Fetzer is a zero waste facility- they reintroduce the grape’s skins, stems and seeds into the vineyards as compost and thus divert 99.1% of all winery waste from landfill or incineration. If that isn’t already enough, Fetzer was the first US wine company to operate on 100% renewable energy beginning in 1999.
Additionally, Fetzer utilizes the power of worms and microbes to remove 99% of the winery’s wastewater. They are certified carbon neutral, while also being a certified BCorp, and they aim to empower ecosystems and local communities. Fetzer was also asked to present at COP 21 in Paris in 2015 to speak about their climate-smart wine-growing practices and have been implementing ever-improving sustainability efforts for decades. Well done!
Fetzer and Bonterra wines are widely available in both Ontario and Quebec. In Ontario at the LCBO you can buy Fetzer Chardonnay (291674), Fetzer Cabernet Sauvignon (336974), and Fetzer Merlot (341131) all at $13.85, and Fetzer Gewurztraminer (222778) at $12.95. You can also buy Bonterra Cabernet Sauvignon (342428), Bonterra Chardonnay (342436), and Bonterra Sauvignon Blanc 2015 (86249) all at $19.95, and Bonterra Viognier 2015 (128900) at $21.95.
In Quebec at the SAQ you can buy Fetzer Cabernet Sauvignon (00336874) and Fetzer Valley Oaks Fumé Blanc (00255448) at $13.60, and Fetzer Quartz White Blend (12074736) at $14.60. The Bonterra Viognier North Coast 2015 (00898767) and the Bonterra Sauvignon Blanc Mendocino County 2016 (11091905) both cost $20.05. The Bonterra Mendocino County Zinfandel 2015 (00530139) costs $20.10, the Bonterra Merlot Mendocino County 2014 (00897645) costs $20.95, the Bonterra Mendocino County Cabernet Sauvignon (00342428) costs $18.60, and the Bonterra Mendocino County Chardonnay 2016 (00342436) costs $18.55.
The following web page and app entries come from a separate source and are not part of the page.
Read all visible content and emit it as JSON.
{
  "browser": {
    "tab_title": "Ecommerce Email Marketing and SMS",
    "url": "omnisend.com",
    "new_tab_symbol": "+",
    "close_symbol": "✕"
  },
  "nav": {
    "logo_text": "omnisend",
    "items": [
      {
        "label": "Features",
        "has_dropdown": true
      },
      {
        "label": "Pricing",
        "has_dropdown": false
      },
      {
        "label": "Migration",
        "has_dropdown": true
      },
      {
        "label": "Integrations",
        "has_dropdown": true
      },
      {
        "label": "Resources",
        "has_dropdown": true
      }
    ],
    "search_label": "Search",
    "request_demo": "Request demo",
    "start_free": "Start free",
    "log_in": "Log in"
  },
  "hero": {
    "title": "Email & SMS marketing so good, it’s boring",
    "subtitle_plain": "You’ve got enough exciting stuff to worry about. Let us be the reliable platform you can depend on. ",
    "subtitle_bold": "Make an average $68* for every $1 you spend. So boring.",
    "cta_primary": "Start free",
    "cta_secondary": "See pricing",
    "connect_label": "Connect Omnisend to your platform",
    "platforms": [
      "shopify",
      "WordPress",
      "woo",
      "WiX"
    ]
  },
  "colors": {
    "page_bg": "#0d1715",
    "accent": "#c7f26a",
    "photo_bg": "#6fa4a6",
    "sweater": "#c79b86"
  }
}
Concha Y Toro, the current owners of Fetzer, also share the same vision of organic and sustainable wine growing. This is very important when you realize that Concha Y Toro have been in business since 1883 (about 135 years), and they are a huge wine production company with sales over $1 billion USD since 2014. Concha Y Toro is the world’s 4th largest wine company by sales volume, and the world’s 2nd largest wine company by acreage under vine. This means that one of the largest wine companies in the world is fully committed to organic, sustainable grape growing and wine production methods. Hooray for the planet, a big player actually “gets it”!
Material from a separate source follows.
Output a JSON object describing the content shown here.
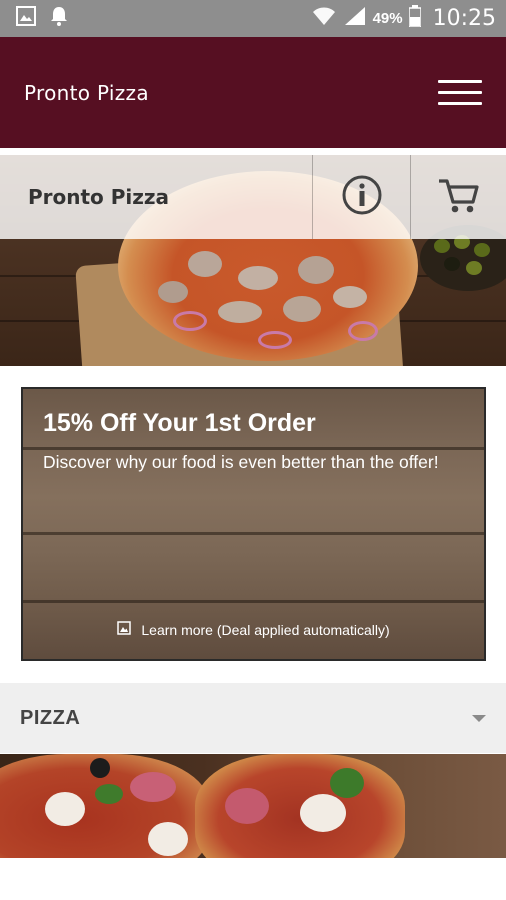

Regenerative agriculture is the way of the future and needs our support to make it mainstream. This is also an important means by which to fight global warming and climate change by sucking excess carbon out of the atmosphere. There is however a long way to go before all farmers, food producers, and wineries jump on board. Others producers will join the trend once they see the leaders making better product, and making better money doing so. Therefore, what we the consumer can do to support and encourage the growth of regenerative farming and sustainable wine production is to buy and consume the product. So the next time you visit your local wine store, buy a couple of bottles of Fetzer, or Smith Haut Lafitte, or one of the others mentioned above, and take satisfaction from knowing that you are helping to save the planet while you sip on your wine!